## YOUR GOAL
Every line in the data below that has the word "icon" should be returned.

Items from an interface collection:
-----

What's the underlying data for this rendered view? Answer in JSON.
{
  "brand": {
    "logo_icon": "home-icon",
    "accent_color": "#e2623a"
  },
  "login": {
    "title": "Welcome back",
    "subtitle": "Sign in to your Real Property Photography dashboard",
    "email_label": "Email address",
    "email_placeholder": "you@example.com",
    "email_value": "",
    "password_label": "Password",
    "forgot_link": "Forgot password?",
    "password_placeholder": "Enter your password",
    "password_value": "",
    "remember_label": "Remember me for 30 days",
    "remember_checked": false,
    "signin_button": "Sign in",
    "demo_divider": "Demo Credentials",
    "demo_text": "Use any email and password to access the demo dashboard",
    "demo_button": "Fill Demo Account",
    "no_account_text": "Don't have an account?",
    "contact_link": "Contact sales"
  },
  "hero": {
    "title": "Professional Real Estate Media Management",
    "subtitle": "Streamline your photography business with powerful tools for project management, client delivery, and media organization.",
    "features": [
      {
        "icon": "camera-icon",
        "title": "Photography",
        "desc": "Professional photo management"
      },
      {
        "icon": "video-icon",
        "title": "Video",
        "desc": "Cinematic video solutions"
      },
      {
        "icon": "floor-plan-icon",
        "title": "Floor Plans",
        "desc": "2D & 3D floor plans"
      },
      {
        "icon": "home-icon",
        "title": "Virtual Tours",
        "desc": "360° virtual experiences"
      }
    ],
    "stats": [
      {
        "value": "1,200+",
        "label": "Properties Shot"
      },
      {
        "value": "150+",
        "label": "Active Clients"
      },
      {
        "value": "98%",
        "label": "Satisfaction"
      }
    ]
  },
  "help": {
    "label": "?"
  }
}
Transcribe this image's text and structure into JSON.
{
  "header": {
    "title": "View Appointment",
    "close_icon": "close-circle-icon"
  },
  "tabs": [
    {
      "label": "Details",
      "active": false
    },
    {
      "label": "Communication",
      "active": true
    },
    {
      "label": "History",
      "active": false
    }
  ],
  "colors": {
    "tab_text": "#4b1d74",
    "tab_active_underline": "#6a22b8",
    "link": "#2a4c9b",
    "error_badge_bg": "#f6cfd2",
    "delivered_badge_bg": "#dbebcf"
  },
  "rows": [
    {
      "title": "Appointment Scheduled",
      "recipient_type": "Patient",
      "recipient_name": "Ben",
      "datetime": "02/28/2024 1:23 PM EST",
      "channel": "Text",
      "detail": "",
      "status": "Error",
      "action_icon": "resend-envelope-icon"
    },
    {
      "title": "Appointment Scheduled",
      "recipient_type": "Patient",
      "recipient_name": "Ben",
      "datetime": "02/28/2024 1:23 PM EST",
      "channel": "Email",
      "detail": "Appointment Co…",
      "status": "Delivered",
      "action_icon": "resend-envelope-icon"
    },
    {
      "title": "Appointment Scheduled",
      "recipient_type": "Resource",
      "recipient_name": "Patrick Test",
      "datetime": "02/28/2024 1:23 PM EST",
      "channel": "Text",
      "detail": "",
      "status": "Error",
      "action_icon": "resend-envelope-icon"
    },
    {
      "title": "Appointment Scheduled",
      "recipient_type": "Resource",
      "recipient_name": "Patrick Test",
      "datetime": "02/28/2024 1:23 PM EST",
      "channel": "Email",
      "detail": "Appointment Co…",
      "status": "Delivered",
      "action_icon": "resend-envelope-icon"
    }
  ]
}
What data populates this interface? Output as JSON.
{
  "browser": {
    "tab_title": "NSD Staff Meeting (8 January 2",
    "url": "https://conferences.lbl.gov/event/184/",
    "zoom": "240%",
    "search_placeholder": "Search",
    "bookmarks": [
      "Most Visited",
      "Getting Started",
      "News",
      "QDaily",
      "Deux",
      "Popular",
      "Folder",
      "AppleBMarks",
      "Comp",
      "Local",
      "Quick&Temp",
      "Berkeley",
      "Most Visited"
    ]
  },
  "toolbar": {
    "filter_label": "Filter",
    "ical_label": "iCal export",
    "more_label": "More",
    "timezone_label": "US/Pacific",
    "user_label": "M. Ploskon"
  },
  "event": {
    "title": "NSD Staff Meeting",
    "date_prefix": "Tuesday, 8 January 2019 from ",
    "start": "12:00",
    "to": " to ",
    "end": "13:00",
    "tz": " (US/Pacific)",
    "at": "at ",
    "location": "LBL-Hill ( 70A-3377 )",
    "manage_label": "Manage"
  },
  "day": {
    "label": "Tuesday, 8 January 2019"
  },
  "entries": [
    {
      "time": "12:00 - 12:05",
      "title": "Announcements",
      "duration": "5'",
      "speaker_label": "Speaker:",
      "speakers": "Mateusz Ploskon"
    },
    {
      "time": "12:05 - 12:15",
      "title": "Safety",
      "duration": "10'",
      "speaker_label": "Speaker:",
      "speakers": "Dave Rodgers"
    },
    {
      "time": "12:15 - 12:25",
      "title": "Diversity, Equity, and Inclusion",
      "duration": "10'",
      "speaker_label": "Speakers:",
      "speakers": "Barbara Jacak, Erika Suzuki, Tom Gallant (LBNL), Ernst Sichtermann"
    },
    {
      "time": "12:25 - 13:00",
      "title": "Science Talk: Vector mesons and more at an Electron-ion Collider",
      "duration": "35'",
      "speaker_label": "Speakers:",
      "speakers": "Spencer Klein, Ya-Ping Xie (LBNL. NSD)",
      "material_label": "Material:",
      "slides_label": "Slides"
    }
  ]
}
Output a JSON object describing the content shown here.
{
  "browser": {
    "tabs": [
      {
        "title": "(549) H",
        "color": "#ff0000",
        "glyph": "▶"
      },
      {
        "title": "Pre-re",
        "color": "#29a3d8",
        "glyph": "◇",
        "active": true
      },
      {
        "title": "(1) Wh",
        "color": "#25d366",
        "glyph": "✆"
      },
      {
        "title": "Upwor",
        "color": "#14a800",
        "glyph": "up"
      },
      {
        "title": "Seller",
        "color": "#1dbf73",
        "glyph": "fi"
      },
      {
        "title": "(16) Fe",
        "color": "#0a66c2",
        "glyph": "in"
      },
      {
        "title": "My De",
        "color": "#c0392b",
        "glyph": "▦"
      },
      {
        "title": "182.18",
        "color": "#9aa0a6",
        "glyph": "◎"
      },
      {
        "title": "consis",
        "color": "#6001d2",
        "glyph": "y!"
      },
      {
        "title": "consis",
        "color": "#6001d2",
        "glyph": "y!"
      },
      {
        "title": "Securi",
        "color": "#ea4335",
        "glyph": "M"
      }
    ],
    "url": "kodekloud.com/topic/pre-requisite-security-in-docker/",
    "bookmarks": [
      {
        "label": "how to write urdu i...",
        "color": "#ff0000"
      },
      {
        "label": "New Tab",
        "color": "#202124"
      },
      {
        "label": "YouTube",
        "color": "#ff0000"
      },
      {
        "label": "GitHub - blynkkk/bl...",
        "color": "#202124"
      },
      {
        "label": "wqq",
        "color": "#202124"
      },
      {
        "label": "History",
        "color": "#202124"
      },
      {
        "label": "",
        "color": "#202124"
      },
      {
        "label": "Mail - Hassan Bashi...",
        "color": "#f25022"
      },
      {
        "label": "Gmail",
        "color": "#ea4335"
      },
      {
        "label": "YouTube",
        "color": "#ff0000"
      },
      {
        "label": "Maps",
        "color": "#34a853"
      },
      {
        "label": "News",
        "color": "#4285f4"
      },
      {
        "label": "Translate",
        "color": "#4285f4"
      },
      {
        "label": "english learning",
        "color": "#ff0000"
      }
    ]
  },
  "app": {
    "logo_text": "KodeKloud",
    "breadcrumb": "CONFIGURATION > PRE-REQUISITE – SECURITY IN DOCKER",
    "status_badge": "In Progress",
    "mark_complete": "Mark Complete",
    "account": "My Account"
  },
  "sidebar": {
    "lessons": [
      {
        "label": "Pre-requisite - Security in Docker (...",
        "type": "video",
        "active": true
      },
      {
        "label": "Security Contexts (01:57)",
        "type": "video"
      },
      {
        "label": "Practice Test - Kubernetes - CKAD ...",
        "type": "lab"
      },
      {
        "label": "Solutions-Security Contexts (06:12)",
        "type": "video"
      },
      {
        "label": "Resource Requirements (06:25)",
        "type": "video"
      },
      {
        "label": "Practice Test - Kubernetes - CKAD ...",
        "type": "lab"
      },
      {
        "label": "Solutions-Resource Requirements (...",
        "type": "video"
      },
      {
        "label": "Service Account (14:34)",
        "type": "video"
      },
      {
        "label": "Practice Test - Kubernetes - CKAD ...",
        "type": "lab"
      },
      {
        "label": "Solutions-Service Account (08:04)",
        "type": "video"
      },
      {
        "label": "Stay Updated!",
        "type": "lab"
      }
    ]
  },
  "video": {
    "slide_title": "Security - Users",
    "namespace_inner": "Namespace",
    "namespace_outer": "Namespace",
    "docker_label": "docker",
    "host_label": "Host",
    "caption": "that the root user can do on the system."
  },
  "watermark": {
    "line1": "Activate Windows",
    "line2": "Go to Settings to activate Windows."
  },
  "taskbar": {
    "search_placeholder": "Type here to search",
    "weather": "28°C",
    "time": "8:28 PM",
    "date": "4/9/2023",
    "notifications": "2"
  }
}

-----

## TASK ANSWER
    "logo_icon": "home-icon",
        "icon": "camera-icon",
        "icon": "video-icon",
        "icon": "floor-plan-icon",
        "icon": "home-icon",
    "close_icon": "close-circle-icon"
      "action_icon": "resend-envelope-icon"
      "action_icon": "resend-envelope-icon"
      "action_icon": "resend-envelope-icon"
      "action_icon": "resend-envelope-icon"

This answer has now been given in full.